== Dataset records ==
◆ ◆ ◆

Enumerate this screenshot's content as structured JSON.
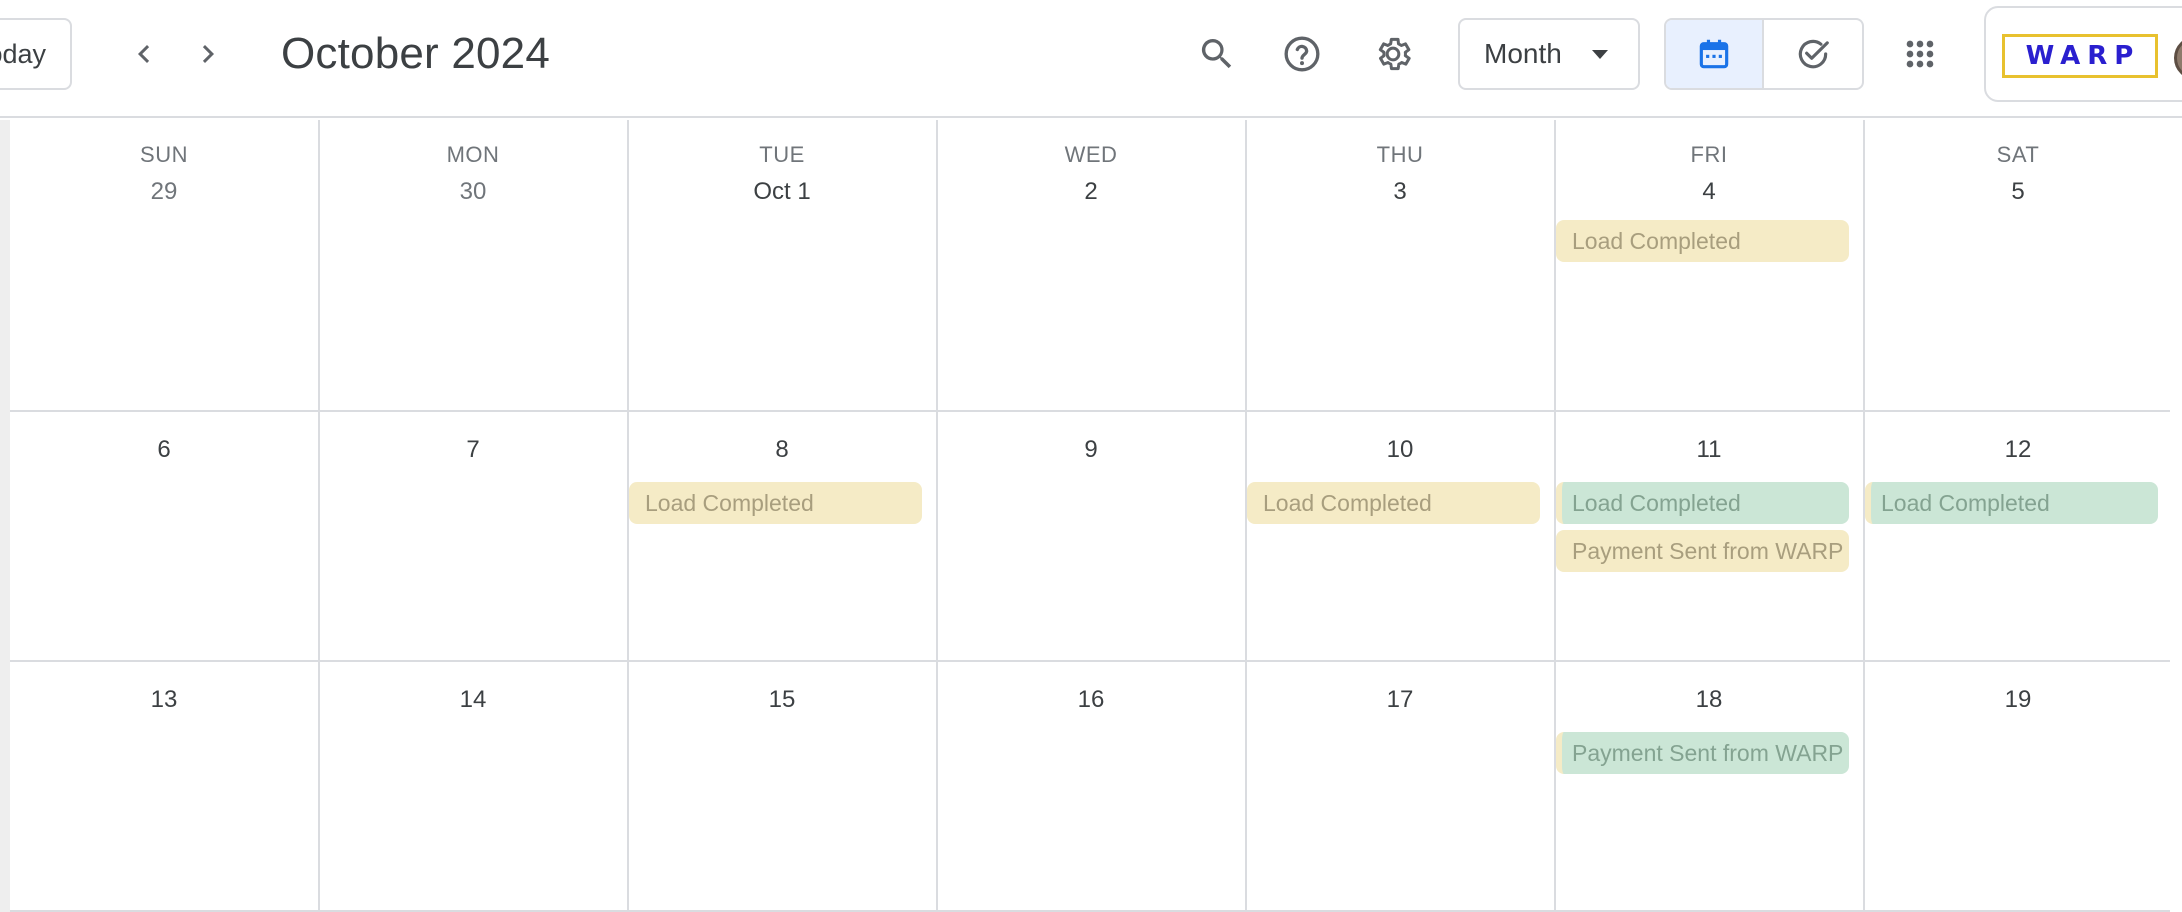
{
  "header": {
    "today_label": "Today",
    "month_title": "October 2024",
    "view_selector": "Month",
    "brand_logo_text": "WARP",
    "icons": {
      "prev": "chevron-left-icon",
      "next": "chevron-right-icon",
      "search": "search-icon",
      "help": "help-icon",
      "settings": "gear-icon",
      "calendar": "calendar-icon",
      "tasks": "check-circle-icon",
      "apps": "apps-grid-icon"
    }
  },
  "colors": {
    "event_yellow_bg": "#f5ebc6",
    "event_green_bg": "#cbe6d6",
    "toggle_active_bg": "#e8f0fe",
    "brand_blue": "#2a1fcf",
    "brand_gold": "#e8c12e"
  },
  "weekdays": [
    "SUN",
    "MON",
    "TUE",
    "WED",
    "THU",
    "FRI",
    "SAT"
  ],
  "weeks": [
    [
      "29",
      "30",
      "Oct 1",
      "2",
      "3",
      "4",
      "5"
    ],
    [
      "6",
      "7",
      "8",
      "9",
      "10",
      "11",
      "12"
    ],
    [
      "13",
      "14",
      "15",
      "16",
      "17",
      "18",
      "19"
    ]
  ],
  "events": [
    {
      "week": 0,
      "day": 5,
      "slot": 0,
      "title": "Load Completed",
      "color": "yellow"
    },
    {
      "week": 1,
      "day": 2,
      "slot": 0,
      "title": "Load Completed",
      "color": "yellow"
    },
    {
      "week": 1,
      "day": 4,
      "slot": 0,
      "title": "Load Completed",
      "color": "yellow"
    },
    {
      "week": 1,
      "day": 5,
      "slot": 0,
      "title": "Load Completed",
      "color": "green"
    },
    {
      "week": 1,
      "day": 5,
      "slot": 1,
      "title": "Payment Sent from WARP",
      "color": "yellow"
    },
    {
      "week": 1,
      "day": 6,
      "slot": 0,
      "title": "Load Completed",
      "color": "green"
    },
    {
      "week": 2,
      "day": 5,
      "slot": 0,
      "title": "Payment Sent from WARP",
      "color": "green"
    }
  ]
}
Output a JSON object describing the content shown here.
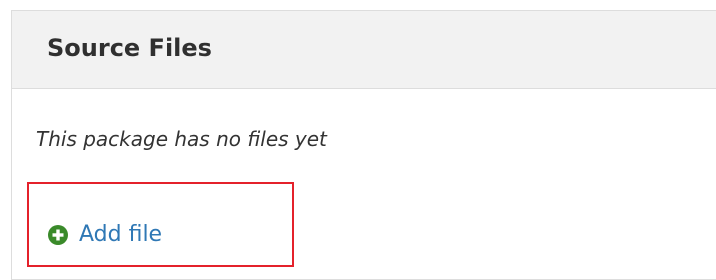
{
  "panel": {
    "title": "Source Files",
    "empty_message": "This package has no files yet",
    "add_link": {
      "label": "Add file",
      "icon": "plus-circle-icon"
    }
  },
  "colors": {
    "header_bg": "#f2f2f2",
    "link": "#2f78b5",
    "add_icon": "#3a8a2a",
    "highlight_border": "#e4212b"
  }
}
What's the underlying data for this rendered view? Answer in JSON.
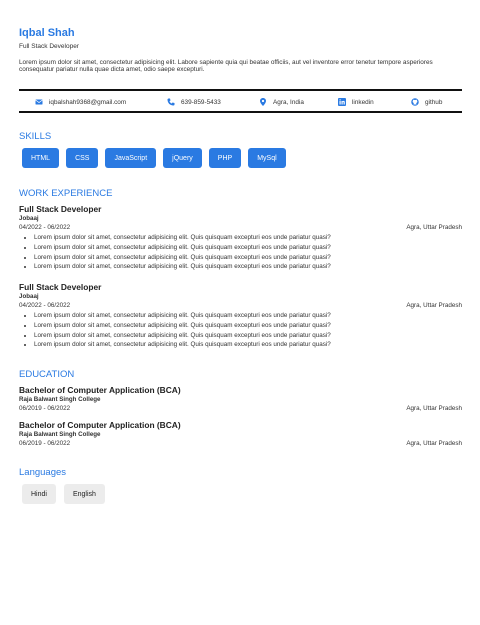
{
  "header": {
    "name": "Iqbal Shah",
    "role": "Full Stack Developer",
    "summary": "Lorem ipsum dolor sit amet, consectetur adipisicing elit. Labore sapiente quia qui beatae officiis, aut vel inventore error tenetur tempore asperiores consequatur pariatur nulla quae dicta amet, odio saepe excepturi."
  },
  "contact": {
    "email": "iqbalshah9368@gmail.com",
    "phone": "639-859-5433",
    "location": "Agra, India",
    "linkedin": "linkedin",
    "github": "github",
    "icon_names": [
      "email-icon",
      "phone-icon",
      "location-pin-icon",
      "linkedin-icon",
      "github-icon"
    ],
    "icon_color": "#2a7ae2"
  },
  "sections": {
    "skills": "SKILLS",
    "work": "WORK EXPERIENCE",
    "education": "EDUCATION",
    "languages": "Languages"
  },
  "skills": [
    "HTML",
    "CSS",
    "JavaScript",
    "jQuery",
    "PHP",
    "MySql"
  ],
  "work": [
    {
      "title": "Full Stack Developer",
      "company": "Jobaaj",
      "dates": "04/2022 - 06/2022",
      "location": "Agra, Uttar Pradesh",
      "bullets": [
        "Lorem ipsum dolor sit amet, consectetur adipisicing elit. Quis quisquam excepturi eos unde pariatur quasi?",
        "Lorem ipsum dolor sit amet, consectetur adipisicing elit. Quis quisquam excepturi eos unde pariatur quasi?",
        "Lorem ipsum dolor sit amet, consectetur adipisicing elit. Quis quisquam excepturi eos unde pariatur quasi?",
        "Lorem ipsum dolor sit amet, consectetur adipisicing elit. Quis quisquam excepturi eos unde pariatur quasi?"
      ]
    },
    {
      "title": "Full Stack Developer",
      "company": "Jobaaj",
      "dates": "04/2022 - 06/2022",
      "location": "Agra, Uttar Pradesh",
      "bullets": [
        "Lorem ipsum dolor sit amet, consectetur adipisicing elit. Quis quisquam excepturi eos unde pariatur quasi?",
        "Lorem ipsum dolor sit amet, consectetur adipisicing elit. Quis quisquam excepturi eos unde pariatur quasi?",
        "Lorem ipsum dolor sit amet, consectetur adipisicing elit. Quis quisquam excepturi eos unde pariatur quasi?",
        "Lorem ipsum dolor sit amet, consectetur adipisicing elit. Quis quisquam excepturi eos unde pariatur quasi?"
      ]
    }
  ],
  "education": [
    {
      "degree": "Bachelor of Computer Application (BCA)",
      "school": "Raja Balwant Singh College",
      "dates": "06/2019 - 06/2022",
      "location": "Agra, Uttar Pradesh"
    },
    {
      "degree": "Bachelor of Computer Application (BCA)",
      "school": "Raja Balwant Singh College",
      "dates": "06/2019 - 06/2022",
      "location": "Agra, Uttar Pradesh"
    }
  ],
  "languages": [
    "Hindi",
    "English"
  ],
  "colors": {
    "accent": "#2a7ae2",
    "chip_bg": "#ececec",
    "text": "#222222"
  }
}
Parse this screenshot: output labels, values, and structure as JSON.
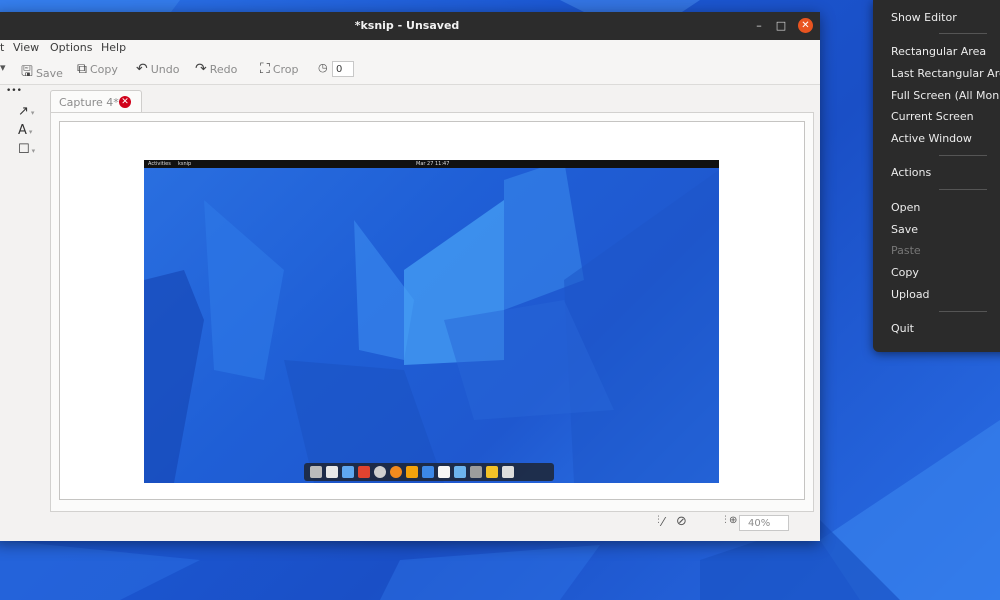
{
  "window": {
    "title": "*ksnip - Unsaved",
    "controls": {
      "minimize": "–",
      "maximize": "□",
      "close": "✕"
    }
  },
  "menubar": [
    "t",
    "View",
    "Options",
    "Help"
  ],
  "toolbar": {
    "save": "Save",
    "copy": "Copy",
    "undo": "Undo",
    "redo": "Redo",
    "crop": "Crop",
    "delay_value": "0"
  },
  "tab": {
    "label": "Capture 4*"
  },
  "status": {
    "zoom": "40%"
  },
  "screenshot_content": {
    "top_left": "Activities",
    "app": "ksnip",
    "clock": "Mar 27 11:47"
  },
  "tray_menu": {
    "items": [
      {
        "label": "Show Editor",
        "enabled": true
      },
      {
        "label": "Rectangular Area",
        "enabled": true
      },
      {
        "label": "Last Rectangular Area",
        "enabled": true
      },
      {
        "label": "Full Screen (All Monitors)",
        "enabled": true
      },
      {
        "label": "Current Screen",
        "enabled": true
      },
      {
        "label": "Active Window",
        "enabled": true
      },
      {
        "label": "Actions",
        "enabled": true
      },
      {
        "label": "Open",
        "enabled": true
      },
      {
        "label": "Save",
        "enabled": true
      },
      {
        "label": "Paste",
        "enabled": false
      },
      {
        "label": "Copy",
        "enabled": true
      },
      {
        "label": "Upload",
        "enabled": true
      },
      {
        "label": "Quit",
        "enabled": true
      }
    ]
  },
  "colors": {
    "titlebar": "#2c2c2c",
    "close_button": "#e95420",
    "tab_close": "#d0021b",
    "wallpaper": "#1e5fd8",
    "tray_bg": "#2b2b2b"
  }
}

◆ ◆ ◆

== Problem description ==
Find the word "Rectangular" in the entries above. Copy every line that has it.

== Written solution ==
        "label": "Rectangular Area",
        "label": "Last Rectangular Area",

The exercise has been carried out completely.